Although I haven’t used them personally, I have heard and read glowing reports on the 85 grain Barnes TSX. For medium game such as deer, pronghorn, and the like, the 90 – 105-grain bullets excel. There are a multitude of factory ammo offerings in this category, and I don’t know of any bad ones. The Federal Hi-Shok100 grain has dropped every deer I’ve turned it on, and it’s the factory load I’ve had the most experience with. Many hunters swear by the Remington Corelokts and Winchester Power Points in 100 grain as well. Most of my game shooting with the .243 has been with handloads.

remington model 700
Here we have a Remington model 700 SPS chambered in .243.

A wide variety of medium burning rate powders will give good results. 3031, 4895, H-414, and H-450 have all worked well for me with the 100 grain Sierra Prohunter flat base and the Nosler Partition in 100-grain weight. The Nosler is also offered in 95-grain weight in the partition design.
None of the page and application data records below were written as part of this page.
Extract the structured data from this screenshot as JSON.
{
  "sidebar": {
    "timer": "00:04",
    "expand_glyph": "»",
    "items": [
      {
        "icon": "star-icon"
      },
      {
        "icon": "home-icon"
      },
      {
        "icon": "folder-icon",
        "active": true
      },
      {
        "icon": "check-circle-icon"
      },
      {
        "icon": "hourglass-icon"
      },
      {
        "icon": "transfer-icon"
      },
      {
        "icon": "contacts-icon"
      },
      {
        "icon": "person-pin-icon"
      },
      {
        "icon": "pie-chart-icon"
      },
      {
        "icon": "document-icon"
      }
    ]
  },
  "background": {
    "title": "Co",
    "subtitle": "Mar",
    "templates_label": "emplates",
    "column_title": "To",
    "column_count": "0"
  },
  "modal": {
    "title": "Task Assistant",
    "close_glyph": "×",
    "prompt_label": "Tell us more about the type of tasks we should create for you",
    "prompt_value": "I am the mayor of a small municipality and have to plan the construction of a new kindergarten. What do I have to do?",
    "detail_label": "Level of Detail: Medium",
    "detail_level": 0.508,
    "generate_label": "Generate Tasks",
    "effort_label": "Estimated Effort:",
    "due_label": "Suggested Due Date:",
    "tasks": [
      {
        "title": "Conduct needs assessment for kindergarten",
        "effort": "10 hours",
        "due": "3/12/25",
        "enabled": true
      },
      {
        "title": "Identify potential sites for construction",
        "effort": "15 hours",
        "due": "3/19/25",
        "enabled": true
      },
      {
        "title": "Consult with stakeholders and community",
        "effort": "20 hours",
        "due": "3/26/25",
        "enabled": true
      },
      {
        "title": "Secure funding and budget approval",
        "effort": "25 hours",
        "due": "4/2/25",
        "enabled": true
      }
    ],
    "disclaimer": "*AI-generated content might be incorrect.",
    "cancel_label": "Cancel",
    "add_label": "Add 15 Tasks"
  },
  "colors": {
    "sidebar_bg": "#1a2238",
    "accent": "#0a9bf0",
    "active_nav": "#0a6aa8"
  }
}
Midway USA’s website lists no less than 35 different bullets in the “medium game” category, which demonstrates the popularity of the .243 with reloaders as well as the great selection of bullets available to shooters, hunters, and reloaders. Factory ammo offerings are just as broad. Hunter and outdoor writer Chuck Hawks notes: “When using the .243 to hunt medium-size big game animals, bullet selection is paramount. Rapid, but controlled, expansion is very important, as the small diameter 6mm bullet has little shocking power if it does not expand and deliver its energy inside of the animal. Two bullets in the 90-100 grain weight range that have earned a good reputation on medium size big game animals are the Remington Core-Lokt and Nosler Partition.” I couldn’t agree more.

It’s important with all cartridges to match the bullet to the game animal, but even more so with small bore chambering like the .243. A real strong point of the .243 is its mild recoil, which tends to make better shooters out of most of us (smile). For the same reason, it is an excellent choice for youngsters, ladies, or any new shooter.

It represents the lower-end threshold of killing effectiveness for deer, antelope, and black bear, yet is entirely adequate for these uses as long as appropriate bullets are selected and shots are well-placed. While doing a little reading and online research on this topic, I came across a comment by one older shooter who said he had started with a .243 as a youngster over 50 years ago and had never found a need for another rifle caliber. That pretty much sums it up. If your quarry is the elk-size game or bigger, get a bigger rifle…use enough gun. But if your hunting is limited to varmints up through the deer-sized game, the .243 Winchester may well be all you’ll ever need – a perfect setup for the gamekeeper wanting a true dual-purpose rifle.